12. Lesotho An interesting addition to our list is this landlocked country surrounded by South Africa. Lesotho decreased its personal income tax from 35% in 2014 to 30% in 2015.
13. Malaysia has not only reduced taxes for businesses, but also for individuals. In 2015 this Southeast Asian country reduced the personal income tax from 26% to an all-time low of 25%.
14. New Zealand One of the most promising changes in the developed world is New Zealand’s drop from tax rates of 39% in 2008 to the present 33% income tax rate.
15. Norway It appears that all the Nordic countries — you know, the countries that are so often used to illustrate the benefits of high taxes — are reducing taxes. Still, 47.2% is a big tax pill to swallow. I won’t be getting residency in Norway any time soon.

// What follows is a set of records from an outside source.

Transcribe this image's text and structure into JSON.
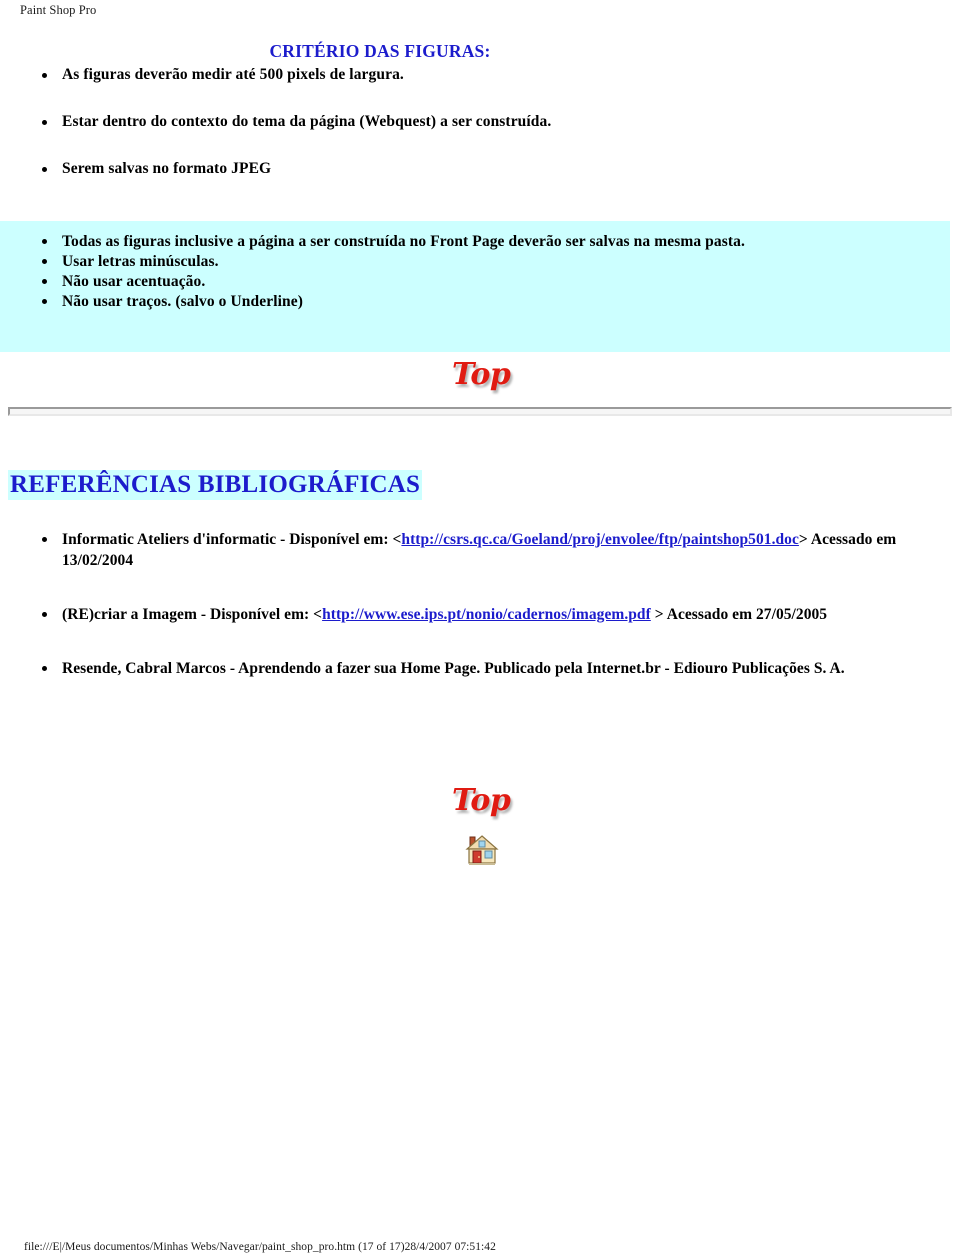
{
  "header": {
    "running_title": "Paint Shop Pro"
  },
  "criteria": {
    "title": "CRITÉRIO DAS FIGURAS:",
    "items_white": [
      "As figuras deverão medir até 500 pixels de largura.",
      "Estar dentro do contexto do tema da página (Webquest) a ser construída.",
      "Serem salvas no formato JPEG"
    ],
    "items_highlighted": [
      "Todas as figuras inclusive a página a ser construída no Front Page deverão ser salvas na mesma pasta.",
      "Usar letras minúsculas.",
      "Não usar acentuação.",
      "Não usar traços. (salvo o Underline)"
    ]
  },
  "graphics": {
    "top_label": "Top",
    "top_color": "#e01b12",
    "home_icon_name": "home-icon"
  },
  "references": {
    "heading": "REFERÊNCIAS BIBLIOGRÁFICAS",
    "heading_color": "#1c1ccc",
    "highlight_color": "#ccffff",
    "items": [
      {
        "prefix": "Informatic Ateliers d'informatic - Disponível em: <",
        "link": "http://csrs.qc.ca/Goeland/proj/envolee/ftp/paintshop501.doc",
        "suffix": "> Acessado em 13/02/2004"
      },
      {
        "prefix": "(RE)criar a Imagem - Disponível em: <",
        "link": "http://www.ese.ips.pt/nonio/cadernos/imagem.pdf",
        "suffix": " > Acessado em 27/05/2005"
      },
      {
        "prefix": "Resende, Cabral Marcos - Aprendendo a fazer sua Home Page. Publicado pela Internet.br - Ediouro Publicações S. A.",
        "link": "",
        "suffix": ""
      }
    ]
  },
  "footer": {
    "path_text": "file:///E|/Meus documentos/Minhas Webs/Navegar/paint_shop_pro.htm (17 of 17)28/4/2007 07:51:42"
  }
}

16. Panama An emerging economy with favorable tax levels, Panama reduced taxes in 2010 from 27% to 25%. For many people in the U.S., Panama has long been an attractive place to retire. Based on these rates, it looks like Panama is a good place for anyone to set up residency.

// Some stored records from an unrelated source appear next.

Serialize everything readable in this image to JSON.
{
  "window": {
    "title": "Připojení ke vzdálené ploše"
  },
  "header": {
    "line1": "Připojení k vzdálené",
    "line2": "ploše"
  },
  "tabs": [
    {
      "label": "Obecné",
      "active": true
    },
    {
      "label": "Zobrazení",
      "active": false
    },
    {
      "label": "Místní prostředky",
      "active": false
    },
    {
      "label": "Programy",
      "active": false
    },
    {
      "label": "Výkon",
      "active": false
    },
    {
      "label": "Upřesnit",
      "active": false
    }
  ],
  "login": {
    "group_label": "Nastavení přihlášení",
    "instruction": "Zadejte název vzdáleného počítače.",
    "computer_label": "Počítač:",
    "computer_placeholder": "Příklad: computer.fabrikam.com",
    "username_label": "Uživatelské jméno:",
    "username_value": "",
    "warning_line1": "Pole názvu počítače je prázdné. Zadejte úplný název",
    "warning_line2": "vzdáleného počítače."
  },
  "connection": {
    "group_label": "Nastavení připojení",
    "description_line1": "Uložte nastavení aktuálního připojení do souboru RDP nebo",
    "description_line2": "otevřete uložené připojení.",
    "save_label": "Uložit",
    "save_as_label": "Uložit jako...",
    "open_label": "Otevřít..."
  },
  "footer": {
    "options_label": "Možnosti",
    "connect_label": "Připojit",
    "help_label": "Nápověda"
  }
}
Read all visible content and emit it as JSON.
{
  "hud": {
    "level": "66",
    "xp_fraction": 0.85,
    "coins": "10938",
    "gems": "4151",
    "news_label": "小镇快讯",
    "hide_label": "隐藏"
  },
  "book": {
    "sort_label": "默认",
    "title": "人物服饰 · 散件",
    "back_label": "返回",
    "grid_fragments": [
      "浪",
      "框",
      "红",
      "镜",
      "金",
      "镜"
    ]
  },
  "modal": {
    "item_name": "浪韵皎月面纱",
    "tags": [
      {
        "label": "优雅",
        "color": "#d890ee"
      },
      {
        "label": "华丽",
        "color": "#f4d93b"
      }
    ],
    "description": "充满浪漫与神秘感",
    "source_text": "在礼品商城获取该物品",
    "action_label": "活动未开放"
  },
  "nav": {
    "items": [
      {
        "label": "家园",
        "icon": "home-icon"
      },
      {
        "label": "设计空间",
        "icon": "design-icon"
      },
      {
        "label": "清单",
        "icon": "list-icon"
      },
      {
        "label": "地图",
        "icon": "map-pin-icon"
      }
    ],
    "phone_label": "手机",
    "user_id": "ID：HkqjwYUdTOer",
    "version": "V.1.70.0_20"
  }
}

17. Poland In 2009, Poland took a chunk out of its tax policy, decreasing the income tax by a full 8%. Now, instead of the unattractive 40% the Polish government once demanded, the rate is at a reasonable 32%.
18. Sweden As I mentioned before, even Sweden is reducing taxes. While the current income tax rate of 57% isn’t much to applaud, the corporate tax rate has steadily declined to its current rate of 22%.
19. Thailand While I’m not a big fan of Thailand, I have to announce good news when I see it. The good news here is that in 2013, Thailand reduced its income tax from 37% to 35%.
20. Vietnam Another Southeast Asian country that has reduced taxes recently is Vietnam. In 2008 the country was demanding 40% in tax. In 2009 they reduced that rate to 35%.
21. Yemen Perhaps the most interesting country on the list, Yemen also has the lowest personal income tax rate. In 2010 this Middle Eastern country reduced taxes from the already low rate of 20% to 15%.